Creative class workers are highly mobile, yet the struggles, disruptions and inequalities that emerge in their new, trans-local, experiential geographies are usually erased in the upbeat, Florida-inflected narrative on creative work and creative class mobility. This article aims to break open discussions of creative class mobility with the insertion of affect. It argues for the inclusion of personal, affective experiences to complicate the fluidity, the ease, the resolve that are usually assumed in the imaginary of being mobile. Furthermore, the article builds on the increasing volume of scholarship on affective labour–conceptualized as the affective dimensions of labour–but via a different route. I argue that any examination of affective labour may expand from the affect in labour, to how labour affects; from affective labour to labour affects. This inquiry brings to mobility studies the resonances between moving (geographically) and being moved (affectively), supplementing cultural studies’ critique of creative work with precarity of a different category, that of the affective.

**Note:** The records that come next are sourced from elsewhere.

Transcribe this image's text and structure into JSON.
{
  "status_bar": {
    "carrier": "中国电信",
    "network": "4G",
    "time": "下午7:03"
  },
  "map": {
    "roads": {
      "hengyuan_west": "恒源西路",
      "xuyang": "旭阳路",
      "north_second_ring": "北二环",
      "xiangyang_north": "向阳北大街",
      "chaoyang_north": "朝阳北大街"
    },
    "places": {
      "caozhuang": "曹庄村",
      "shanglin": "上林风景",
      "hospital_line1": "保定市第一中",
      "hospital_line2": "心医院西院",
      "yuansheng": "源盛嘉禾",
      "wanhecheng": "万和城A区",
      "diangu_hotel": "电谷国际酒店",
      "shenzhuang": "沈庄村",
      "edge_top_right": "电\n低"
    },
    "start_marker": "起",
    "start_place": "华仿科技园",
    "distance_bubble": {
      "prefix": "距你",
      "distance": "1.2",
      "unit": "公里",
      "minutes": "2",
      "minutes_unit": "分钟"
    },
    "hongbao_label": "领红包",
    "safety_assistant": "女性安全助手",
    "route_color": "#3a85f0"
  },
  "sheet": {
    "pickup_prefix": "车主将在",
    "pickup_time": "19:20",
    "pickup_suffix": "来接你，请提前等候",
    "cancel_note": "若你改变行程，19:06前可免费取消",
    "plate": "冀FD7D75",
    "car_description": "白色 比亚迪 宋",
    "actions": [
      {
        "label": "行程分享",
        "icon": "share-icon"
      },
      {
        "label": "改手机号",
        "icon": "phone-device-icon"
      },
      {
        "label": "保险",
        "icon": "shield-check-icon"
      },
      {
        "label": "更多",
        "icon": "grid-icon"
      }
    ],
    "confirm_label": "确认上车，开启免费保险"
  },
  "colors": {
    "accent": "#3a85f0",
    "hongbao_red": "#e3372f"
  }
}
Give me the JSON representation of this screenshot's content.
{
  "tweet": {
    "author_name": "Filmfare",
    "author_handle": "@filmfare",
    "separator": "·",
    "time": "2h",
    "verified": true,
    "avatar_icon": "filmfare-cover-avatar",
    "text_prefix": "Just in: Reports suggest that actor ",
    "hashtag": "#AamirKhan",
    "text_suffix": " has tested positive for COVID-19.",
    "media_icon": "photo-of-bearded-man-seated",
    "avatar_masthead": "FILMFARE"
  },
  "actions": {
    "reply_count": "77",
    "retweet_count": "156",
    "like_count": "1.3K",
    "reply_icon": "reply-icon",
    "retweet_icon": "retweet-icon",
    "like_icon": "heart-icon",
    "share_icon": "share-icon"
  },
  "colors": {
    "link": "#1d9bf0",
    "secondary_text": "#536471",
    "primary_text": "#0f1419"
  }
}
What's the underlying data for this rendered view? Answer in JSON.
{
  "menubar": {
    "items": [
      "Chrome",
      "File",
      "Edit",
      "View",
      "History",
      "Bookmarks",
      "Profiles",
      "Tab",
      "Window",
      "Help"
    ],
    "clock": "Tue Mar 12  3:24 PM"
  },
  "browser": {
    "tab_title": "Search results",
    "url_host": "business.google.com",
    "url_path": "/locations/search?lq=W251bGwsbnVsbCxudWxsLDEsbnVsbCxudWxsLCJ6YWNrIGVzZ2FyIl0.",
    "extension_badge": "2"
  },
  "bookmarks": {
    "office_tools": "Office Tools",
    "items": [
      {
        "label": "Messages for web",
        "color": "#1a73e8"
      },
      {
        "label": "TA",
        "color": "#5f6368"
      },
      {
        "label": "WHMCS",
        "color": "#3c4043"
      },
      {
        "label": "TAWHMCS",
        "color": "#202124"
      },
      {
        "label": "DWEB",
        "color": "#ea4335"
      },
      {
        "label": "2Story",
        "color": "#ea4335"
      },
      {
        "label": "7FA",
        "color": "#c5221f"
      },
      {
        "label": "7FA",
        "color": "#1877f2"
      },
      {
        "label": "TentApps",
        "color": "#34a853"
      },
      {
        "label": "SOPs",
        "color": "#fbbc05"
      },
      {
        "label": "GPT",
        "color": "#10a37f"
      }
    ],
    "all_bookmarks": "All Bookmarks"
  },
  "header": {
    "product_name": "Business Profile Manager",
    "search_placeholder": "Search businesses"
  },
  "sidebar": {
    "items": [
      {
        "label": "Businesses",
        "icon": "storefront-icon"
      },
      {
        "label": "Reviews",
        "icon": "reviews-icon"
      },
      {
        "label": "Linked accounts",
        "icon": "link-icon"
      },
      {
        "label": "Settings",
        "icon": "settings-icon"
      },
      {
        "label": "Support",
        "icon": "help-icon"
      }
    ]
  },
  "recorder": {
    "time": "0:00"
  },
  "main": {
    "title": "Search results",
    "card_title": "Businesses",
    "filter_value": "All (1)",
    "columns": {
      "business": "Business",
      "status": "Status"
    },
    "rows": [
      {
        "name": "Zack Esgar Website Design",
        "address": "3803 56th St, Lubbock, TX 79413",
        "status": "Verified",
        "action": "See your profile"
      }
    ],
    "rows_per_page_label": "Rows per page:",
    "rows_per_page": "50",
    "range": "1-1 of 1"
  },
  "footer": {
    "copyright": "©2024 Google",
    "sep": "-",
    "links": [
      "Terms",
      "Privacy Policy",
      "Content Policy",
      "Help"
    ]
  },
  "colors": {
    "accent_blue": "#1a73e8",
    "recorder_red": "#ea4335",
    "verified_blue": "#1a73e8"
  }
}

The empirical section presents the affective accounts of three re-located creative workers. They show us that mobility is never as frictionless as it sounds, and doing what people love may well come at the cost of losing those whom they love. I tease out three themes for further connections with affect: ethos and values, gender, and technology.
Scopus Subject Areas
- Cultural Studies
- Arts and Humanities (miscellaneous)
- Social Sciences(all)
- creative class